Gemeinde Poschiavo/Museo Poschiavino: Sammlung Christen-Dorizzi, Poschiavo
Altes Archiv Gemeinde Saanen
Glarner Wirtschaftsarchiv, Schwanden
Club zur Geduld, Winterthur
Sammlung Fotostiftung Schweiz, Winterthur
Stadtarchiv Winterthur, Firmenarchiv Gebrüder Volkart
Archiv für Zeitgeschichte ETH Zürich
Museum Rietberg
Völkerkundemuseum der Universität Zürich
Schweizer Finanzmuseum, Zürich
Privatbesitz Familie Imhoof-Peter
Privatbesitz Verena Keller-Gamper
Privatbesitz Marie-Louise Peter
Privatbesitz J. &. J.H. Streiff Erben

Exhibition imprint

Overall management   Andreas Spillmann
Project director and curator of the exhibition   Pascale Meyer
Project coordinator   Regula Moser
Scientific collaboration   Noëmi Crain Merz
Curators of the textile collection   Andrea Franzen, Joya Indermühle
Internship and scientific collaboration   Michael Brunner
Scientific consultancy   Prof.
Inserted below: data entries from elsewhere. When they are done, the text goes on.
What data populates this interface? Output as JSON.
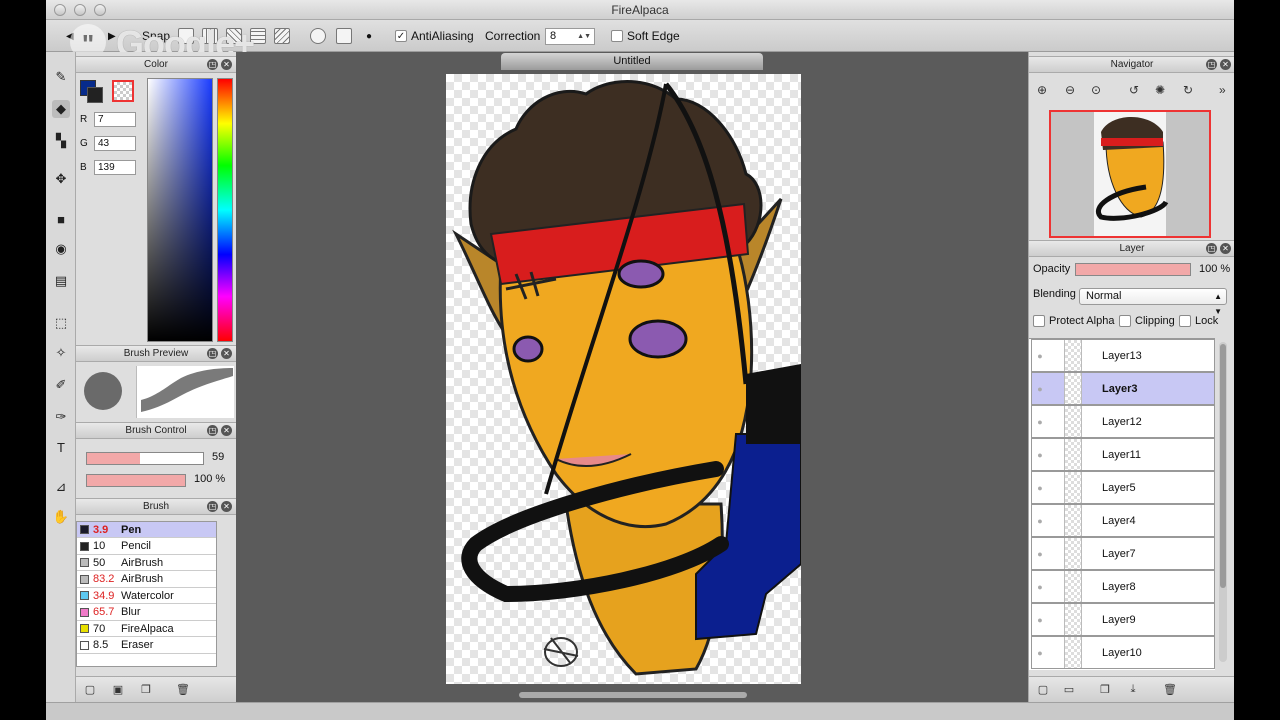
{
  "window": {
    "title": "FireAlpaca"
  },
  "overlay": {
    "bubble_text": "\"",
    "text": "Google+"
  },
  "toolbar": {
    "snap_label": "Snap",
    "antialiasing_label": "AntiAliasing",
    "antialiasing_checked": "✓",
    "correction_label": "Correction",
    "correction_value": "8",
    "soft_edge_label": "Soft Edge"
  },
  "color_panel": {
    "title": "Color",
    "current_color": "#072b8b",
    "r_label": "R",
    "r_value": "7",
    "g_label": "G",
    "g_value": "43",
    "b_label": "B",
    "b_value": "139"
  },
  "brush_preview": {
    "title": "Brush Preview"
  },
  "brush_control": {
    "title": "Brush Control",
    "size_value": "59",
    "size_fraction": 0.46,
    "opacity_value": "100 %",
    "opacity_fraction": 1.0
  },
  "brush_panel": {
    "title": "Brush",
    "items": [
      {
        "size": "3.9",
        "name": "Pen",
        "color": "#1a1a2a",
        "red": true,
        "selected": true
      },
      {
        "size": "10",
        "name": "Pencil",
        "color": "#222222",
        "red": false,
        "selected": false
      },
      {
        "size": "50",
        "name": "AirBrush",
        "color": "#bbbbbb",
        "red": false,
        "selected": false
      },
      {
        "size": "83.2",
        "name": "AirBrush",
        "color": "#bbbbbb",
        "red": true,
        "selected": false
      },
      {
        "size": "34.9",
        "name": "Watercolor",
        "color": "#5ec8f0",
        "red": true,
        "selected": false
      },
      {
        "size": "65.7",
        "name": "Blur",
        "color": "#f07ac8",
        "red": true,
        "selected": false
      },
      {
        "size": "70",
        "name": "FireAlpaca",
        "color": "#e8e000",
        "red": false,
        "selected": false
      },
      {
        "size": "8.5",
        "name": "Eraser",
        "color": "#ffffff",
        "red": false,
        "selected": false
      }
    ]
  },
  "document": {
    "tab_title": "Untitled"
  },
  "navigator": {
    "title": "Navigator"
  },
  "layer_panel": {
    "title": "Layer",
    "opacity_label": "Opacity",
    "opacity_value": "100 %",
    "blending_label": "Blending",
    "blending_value": "Normal",
    "protect_alpha_label": "Protect Alpha",
    "clipping_label": "Clipping",
    "lock_label": "Lock",
    "layers": [
      {
        "name": "Layer13",
        "selected": false
      },
      {
        "name": "Layer3",
        "selected": true
      },
      {
        "name": "Layer12",
        "selected": false
      },
      {
        "name": "Layer11",
        "selected": false
      },
      {
        "name": "Layer5",
        "selected": false
      },
      {
        "name": "Layer4",
        "selected": false
      },
      {
        "name": "Layer7",
        "selected": false
      },
      {
        "name": "Layer8",
        "selected": false
      },
      {
        "name": "Layer9",
        "selected": false
      },
      {
        "name": "Layer10",
        "selected": false
      }
    ]
  }
}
Dr. Christof Dejung, Prof. Dr. Harald Fischer-Tiné, Prof. Dr. Angelika Malinar
Exhibition design   Alex Harb
Graphics   Selina Locher, Valentin Pauwels und Andreas Hidber, accent graphe, Basel
Marketing and advertising   Andrej Abplanalp, Alexander Rechsteiner, Carole Neuenschwander, Anna-Britta Maag, Sebastiano Mereu
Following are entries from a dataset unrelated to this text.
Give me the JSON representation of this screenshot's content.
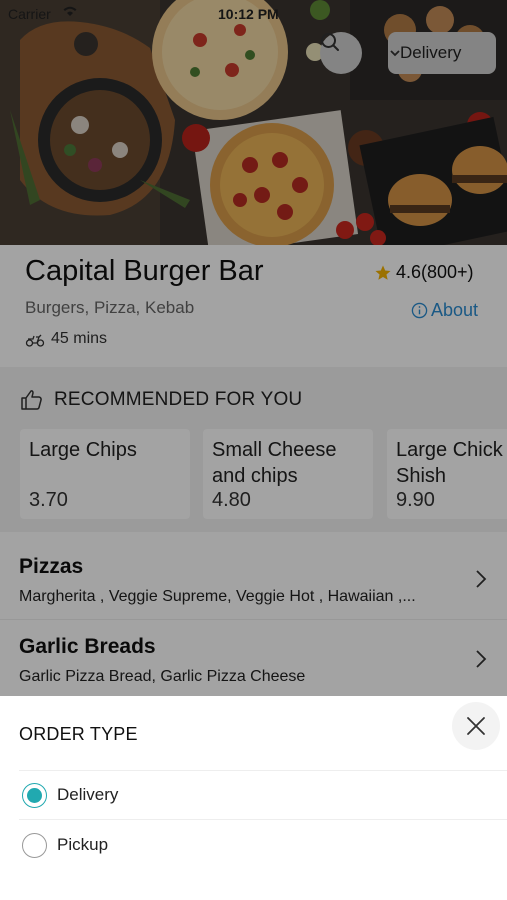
{
  "status_bar": {
    "carrier": "Carrier",
    "time": "10:12 PM"
  },
  "header": {
    "order_type_selected": "Delivery"
  },
  "restaurant": {
    "name": "Capital Burger Bar",
    "rating": "4.6(800+)",
    "cuisines": "Burgers, Pizza, Kebab",
    "about_label": "About",
    "delivery_time": "45 mins"
  },
  "recommended": {
    "title": "RECOMMENDED FOR YOU",
    "items": [
      {
        "name": "Large Chips",
        "price": "3.70"
      },
      {
        "name": "Small Cheese and chips",
        "name_line1": "Small Cheese",
        "name_line2": "and chips",
        "price": "4.80"
      },
      {
        "name": "Large Chicken Shish",
        "name_line1": "Large Chick",
        "name_line2": "Shish",
        "price": "9.90"
      }
    ]
  },
  "categories": [
    {
      "name": "Pizzas",
      "description": "Margherita , Veggie Supreme, Veggie Hot , Hawaiian ,..."
    },
    {
      "name": "Garlic Breads",
      "description": "Garlic Pizza Bread, Garlic Pizza Cheese"
    }
  ],
  "order_type_sheet": {
    "title": "ORDER TYPE",
    "options": [
      {
        "label": "Delivery",
        "selected": true
      },
      {
        "label": "Pickup",
        "selected": false
      }
    ]
  },
  "colors": {
    "accent": "#21a9b0",
    "link": "#2a8bd0",
    "star": "#f2b100"
  }
}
Public relations   Andrej Abplanalp, Sebastiano Mereu, Alex Rechsteiner
Audioguide   Texetera GmbH, Erik Thurnherr
Technical management   Debbie Sledsens, Mike Zaugg
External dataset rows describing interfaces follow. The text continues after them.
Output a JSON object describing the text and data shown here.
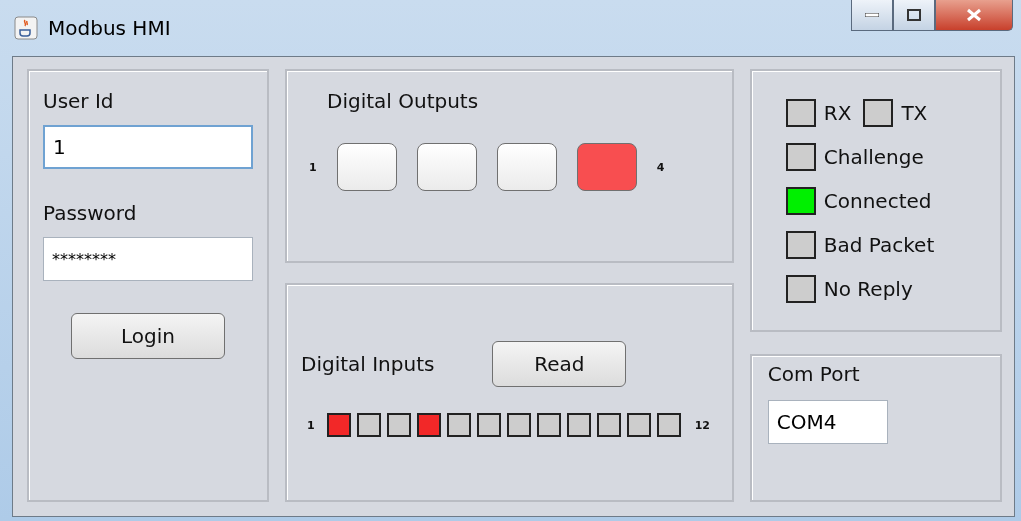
{
  "window": {
    "title": "Modbus HMI"
  },
  "login": {
    "user_id_label": "User Id",
    "user_id_value": "1",
    "password_label": "Password",
    "password_value": "********",
    "login_button": "Login"
  },
  "digital_outputs": {
    "title": "Digital Outputs",
    "first_label": "1",
    "last_label": "4",
    "outputs": [
      {
        "on": false
      },
      {
        "on": false
      },
      {
        "on": false
      },
      {
        "on": true
      }
    ]
  },
  "digital_inputs": {
    "title": "Digital Inputs",
    "read_button": "Read",
    "first_label": "1",
    "last_label": "12",
    "inputs": [
      {
        "on": true
      },
      {
        "on": false
      },
      {
        "on": false
      },
      {
        "on": true
      },
      {
        "on": false
      },
      {
        "on": false
      },
      {
        "on": false
      },
      {
        "on": false
      },
      {
        "on": false
      },
      {
        "on": false
      },
      {
        "on": false
      },
      {
        "on": false
      }
    ]
  },
  "status_rows": [
    [
      {
        "label": "RX",
        "on": false
      },
      {
        "label": "TX",
        "on": false
      }
    ],
    [
      {
        "label": "Challenge",
        "on": false
      }
    ],
    [
      {
        "label": "Connected",
        "on": true
      }
    ],
    [
      {
        "label": "Bad Packet",
        "on": false
      }
    ],
    [
      {
        "label": "No Reply",
        "on": false
      }
    ]
  ],
  "com_port": {
    "label": "Com Port",
    "value": "COM4"
  }
}
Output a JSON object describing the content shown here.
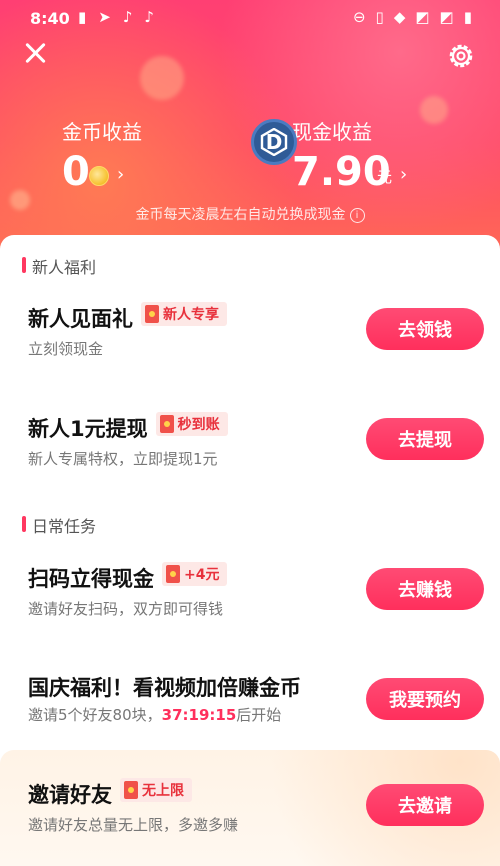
{
  "status_bar": {
    "time": "8:40",
    "left_icons": [
      "battery-plus-icon",
      "navigation-icon",
      "tiktok-icon",
      "tiktok-icon"
    ],
    "right_icons": [
      "dnd-icon",
      "vibrate-icon",
      "wifi-icon",
      "no-signal-icon",
      "no-signal-icon",
      "battery-icon"
    ]
  },
  "header": {
    "coin_label": "金币收益",
    "coin_value": "0",
    "cash_label": "现金收益",
    "cash_value": "7.90",
    "cash_unit": "元",
    "badge_letter": "D",
    "note": "金币每天凌晨左右自动兑换成现金",
    "info_symbol": "i"
  },
  "sections": {
    "new_user": "新人福利",
    "daily": "日常任务"
  },
  "tasks": [
    {
      "title": "新人见面礼",
      "tag": "新人专享",
      "subtitle": "立刻领现金",
      "button": "去领钱"
    },
    {
      "title": "新人1元提现",
      "tag": "秒到账",
      "subtitle": "新人专属特权，立即提现1元",
      "button": "去提现"
    },
    {
      "title": "扫码立得现金",
      "tag": "+4元",
      "subtitle": "邀请好友扫码，双方即可得钱",
      "button": "去赚钱"
    },
    {
      "title": "国庆福利！看视频加倍赚金币",
      "subtitle_prefix": "邀请5个好友80块，",
      "countdown": "37:19:15",
      "subtitle_suffix": "后开始",
      "button": "我要预约"
    },
    {
      "title": "邀请好友",
      "tag": "无上限",
      "subtitle": "邀请好友总量无上限，多邀多赚",
      "button": "去邀请"
    }
  ],
  "colors": {
    "accent": "#ff2f5c",
    "header_top": "#ff3f73",
    "header_bottom": "#ff6a55",
    "tag_bg": "#fde8e6",
    "tag_text": "#e8313c",
    "badge": "#2f5b97"
  }
}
Exhibition installation   Bachir Ezzerari, Marc Hägeli, Mike Roder, David Schwitter
Preparation and mounting of exhibits   Nikkibarla Calonder, Anna Jurt, Elisabeth Kleine, Iona Leroy, Claudia Merfert, Françoise Michel, Elke Mürau, Carolin Muschel
Logistics of objects   Christian Affentranger, David Blazquez, Reto Hegetschweiler, Simon d’Hollosy
Loans   Maya Jucker, Angela Zeier
Cultural services and museum education   Stefanie Bittmann, Lisa Engi, Maria Iseli, Severin Marty
IT | Web   Thomas Bucher, flying koenig, Pasquale Pollastro, Danilo Rüttimann, René Vogel
Translations   Laurence Neuffer, Nigel Stephenson, Tradukas
Maps   Maps & More, Karoline Kostka & Hans Hortig, Zürich